(Corrects first paragraph to make clear Sears will not raise
cash through the spinoff. Corrects headline to remove reference
to Lampert seeking cash)
By Maria Ajit Thomas
Dec 6 Eddie Lampert-controlled Sears Holdings
Corp, struggling with mounting operating losses and
declining sales, said it would spin off its Lands' End clothing
business, adding to the assets the company is shedding to
bolster its balance sheet.
The company, operator of Sears department stores and the
Kmart discount chain, has been selling or spinning off assets
and closing stores for the past few years to try to turn around
its business. Sales have been dropping since Lampert combined
Sears and Kmart in an $11 billion deal in 2005.
The billionaire hedge fund manager, who took over as chief
executive in February, has been criticized for not investing
enough in the business, which has earned a reputation for dowdy
merchandise and poor service compared to Wal-Mart Stores Inc
and Target Corp.
"Sears is in a steady state of decline," said Brian Sozzi,
chief executive of Belus Capital Advisors. "They're essentially
selling their body parts so they stay alive today."
Apart from losing market share to Wal-Mart and Target, Sears
is facing increased competition from online retailers.
Sears, whose shares were up 3 percent at $51.29 in early
trading, spun off its Orchard Supply Hardware Stores unit in
2011 and its Sears Hometown and Outlet business last year.
In October, the company sold some Canadian real estate
assets for $383 million and said it was considering separating
Lands' End and its auto center business to raise cash.
Sears had cash and cash equivalents of $599 million as of
Nov. 2, down from $671 million on Aug. 3.
Lands' End sells casual clothing, accessories, footwear, and
home products online, through catalogs and in stores.
Competitors include Eddie Bauer LLC and L.L. Bean Inc as
well as department stores such as J.C. Penney Co Inc.
Lands' End, which was bought by Sears in 2002, generated
sales of $1.59 billion in 2012, down from $1.73 billion in 2011.
Sears' sales fell to $39.85 billion from $41.57 billion.
The spinoff will be through a pro rata distribution of
Lands' End shares to Sears shareholders, Sears said in a
regulatory filing on Friday.
Lampert's hedge fund, ESL Investments, currently owns about
48.4 percent of Sears and will own the same stake in Lands' End
following the spinoff.
ESL said this week it had cut its stake in Sears from 55.4
percent by distributing about 7.4 million shares to fund
Sozzi said the company's troubles would not end with the
spinoff of Lands' End, which he described as "a brand going down
"I see better things from Wal-Mart and Target. They're
getting all the traffic.

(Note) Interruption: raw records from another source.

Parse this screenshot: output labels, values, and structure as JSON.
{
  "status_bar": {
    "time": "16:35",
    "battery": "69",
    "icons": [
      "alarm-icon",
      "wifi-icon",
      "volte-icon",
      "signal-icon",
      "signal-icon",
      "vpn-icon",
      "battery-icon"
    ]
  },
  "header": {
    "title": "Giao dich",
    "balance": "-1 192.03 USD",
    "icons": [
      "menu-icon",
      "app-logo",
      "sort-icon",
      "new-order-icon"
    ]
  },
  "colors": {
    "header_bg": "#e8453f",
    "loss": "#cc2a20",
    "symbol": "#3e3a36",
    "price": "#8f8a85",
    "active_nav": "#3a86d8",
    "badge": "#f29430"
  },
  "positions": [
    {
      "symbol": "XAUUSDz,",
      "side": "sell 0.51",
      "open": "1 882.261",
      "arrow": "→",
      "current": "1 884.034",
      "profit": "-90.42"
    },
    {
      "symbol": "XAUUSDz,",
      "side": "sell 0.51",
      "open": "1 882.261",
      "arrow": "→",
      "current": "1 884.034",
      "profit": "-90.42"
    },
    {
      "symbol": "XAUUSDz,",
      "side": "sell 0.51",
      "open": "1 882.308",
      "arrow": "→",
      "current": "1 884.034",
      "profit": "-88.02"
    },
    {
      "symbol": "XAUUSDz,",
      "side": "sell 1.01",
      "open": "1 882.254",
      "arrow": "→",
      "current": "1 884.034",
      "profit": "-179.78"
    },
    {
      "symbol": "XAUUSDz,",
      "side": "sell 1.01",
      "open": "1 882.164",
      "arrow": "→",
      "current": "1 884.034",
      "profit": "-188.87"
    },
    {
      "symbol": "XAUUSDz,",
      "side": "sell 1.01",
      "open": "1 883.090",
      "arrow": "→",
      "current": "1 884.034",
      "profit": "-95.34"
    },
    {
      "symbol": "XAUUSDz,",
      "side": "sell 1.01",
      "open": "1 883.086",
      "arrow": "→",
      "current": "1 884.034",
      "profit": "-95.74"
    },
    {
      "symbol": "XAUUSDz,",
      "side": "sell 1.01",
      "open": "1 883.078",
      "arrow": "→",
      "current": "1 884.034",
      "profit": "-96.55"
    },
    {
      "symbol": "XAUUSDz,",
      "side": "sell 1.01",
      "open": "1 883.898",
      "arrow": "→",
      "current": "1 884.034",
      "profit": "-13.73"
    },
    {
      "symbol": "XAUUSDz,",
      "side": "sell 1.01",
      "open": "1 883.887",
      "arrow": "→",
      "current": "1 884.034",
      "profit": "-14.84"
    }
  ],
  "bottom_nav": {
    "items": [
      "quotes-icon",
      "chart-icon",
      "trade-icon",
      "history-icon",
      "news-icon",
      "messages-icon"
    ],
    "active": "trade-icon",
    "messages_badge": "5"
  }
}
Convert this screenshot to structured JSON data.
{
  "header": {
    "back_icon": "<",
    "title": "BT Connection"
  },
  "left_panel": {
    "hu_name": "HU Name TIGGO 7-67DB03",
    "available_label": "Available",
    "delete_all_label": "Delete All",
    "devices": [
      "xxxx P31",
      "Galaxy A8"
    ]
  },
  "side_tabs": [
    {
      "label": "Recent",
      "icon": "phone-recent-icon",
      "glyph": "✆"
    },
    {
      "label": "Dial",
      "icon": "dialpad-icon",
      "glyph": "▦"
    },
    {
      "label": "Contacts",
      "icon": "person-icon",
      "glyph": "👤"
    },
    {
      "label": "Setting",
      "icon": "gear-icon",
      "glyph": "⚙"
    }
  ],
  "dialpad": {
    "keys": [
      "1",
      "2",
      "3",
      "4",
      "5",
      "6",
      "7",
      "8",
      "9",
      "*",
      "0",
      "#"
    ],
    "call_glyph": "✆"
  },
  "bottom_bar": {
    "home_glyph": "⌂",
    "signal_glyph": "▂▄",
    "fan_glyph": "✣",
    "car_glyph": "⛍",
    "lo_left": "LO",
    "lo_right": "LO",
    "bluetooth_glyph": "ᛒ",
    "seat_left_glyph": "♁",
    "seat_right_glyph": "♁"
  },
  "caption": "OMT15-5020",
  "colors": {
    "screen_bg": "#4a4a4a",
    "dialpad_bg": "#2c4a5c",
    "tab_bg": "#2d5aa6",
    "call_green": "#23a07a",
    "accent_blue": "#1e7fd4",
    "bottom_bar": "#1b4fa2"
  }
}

Sears and Kmart have not done enough to
stay competitive," he said.
Lands' End, founded in Chicago 50 years ago as a catalog
business, has lost some of its cachet since the brand started to
be sold at Sears stores.
Land's End said in a separate statement that it expected to
report net income of between $12.7 million and $14.2 million for
the third quarter ended Nov. 1, up from $8.8 million a year
earlier. Net merchandise sales are expected to rise to between
$375 million and $385 million, from about $371 million.
Lands' End plans to list on the Nasdaq under the symbol
Sears shares have risen nearly 21 percent this year, closing
at $49.98 on the Nasdaq on Thursday, giving the company a market
value of about $5.3 billion.
(Additional reporting by Aditi Shrivastava in Bangalore;
Editing by Ted Kerr)